── Extracted entries

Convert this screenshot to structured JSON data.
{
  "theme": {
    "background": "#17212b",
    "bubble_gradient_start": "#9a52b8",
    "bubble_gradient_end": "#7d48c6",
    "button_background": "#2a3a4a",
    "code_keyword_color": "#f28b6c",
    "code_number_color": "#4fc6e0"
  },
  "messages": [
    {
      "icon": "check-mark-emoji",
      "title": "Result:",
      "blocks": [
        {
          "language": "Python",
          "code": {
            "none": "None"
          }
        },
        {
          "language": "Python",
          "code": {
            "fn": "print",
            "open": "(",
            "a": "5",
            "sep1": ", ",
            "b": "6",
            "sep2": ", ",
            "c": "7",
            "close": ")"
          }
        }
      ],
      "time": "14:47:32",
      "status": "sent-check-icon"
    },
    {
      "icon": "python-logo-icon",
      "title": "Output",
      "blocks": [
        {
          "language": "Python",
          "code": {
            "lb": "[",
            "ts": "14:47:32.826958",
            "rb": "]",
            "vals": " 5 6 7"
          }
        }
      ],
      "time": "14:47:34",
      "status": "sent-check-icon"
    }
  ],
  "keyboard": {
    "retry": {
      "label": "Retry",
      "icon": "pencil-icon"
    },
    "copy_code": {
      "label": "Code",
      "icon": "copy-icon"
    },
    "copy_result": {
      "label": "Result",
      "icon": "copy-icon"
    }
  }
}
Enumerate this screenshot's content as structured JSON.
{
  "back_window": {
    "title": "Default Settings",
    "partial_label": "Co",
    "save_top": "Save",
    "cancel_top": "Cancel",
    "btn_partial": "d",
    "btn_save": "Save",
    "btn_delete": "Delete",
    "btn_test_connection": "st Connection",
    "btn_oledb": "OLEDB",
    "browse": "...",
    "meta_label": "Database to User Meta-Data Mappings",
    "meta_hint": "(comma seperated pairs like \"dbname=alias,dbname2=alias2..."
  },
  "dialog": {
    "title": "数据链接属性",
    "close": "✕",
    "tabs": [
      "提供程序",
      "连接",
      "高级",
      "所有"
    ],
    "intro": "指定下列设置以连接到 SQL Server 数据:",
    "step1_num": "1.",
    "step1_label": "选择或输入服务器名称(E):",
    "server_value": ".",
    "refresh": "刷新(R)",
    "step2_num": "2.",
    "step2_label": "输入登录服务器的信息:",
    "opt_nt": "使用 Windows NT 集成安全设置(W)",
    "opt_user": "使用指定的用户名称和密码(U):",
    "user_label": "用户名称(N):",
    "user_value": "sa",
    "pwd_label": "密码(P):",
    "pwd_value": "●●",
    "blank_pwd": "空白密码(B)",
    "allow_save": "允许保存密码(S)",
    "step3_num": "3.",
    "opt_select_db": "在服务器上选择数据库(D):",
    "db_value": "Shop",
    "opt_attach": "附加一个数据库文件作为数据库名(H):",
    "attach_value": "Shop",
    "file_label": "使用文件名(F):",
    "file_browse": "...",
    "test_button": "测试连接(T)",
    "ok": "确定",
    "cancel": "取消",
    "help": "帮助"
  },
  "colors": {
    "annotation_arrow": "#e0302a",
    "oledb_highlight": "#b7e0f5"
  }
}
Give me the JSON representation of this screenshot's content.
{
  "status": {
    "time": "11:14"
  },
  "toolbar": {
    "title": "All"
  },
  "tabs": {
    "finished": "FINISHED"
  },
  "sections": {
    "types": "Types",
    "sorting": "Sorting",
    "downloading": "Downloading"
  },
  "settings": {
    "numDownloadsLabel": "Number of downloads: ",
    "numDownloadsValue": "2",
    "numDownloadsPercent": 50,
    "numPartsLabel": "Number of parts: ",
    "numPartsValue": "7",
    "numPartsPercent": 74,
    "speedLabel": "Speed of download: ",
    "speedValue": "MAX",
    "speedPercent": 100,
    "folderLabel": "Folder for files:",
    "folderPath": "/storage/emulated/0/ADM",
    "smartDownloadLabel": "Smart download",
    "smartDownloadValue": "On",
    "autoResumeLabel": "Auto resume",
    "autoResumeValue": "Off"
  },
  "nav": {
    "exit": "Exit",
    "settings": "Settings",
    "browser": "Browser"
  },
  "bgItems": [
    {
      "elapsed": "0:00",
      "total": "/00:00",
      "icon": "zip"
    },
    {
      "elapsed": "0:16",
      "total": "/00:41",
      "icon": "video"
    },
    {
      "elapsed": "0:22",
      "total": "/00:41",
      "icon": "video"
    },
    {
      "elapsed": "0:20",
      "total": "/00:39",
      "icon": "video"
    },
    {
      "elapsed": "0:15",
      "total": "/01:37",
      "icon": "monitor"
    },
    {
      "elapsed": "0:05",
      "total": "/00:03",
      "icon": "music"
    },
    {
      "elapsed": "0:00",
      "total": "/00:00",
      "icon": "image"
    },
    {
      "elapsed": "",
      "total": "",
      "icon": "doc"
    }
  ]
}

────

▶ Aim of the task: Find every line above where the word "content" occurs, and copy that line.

▶ Output of the exercise:
Enumerate this screenshot's content as structured JSON.
Give me the JSON representation of this screenshot's content.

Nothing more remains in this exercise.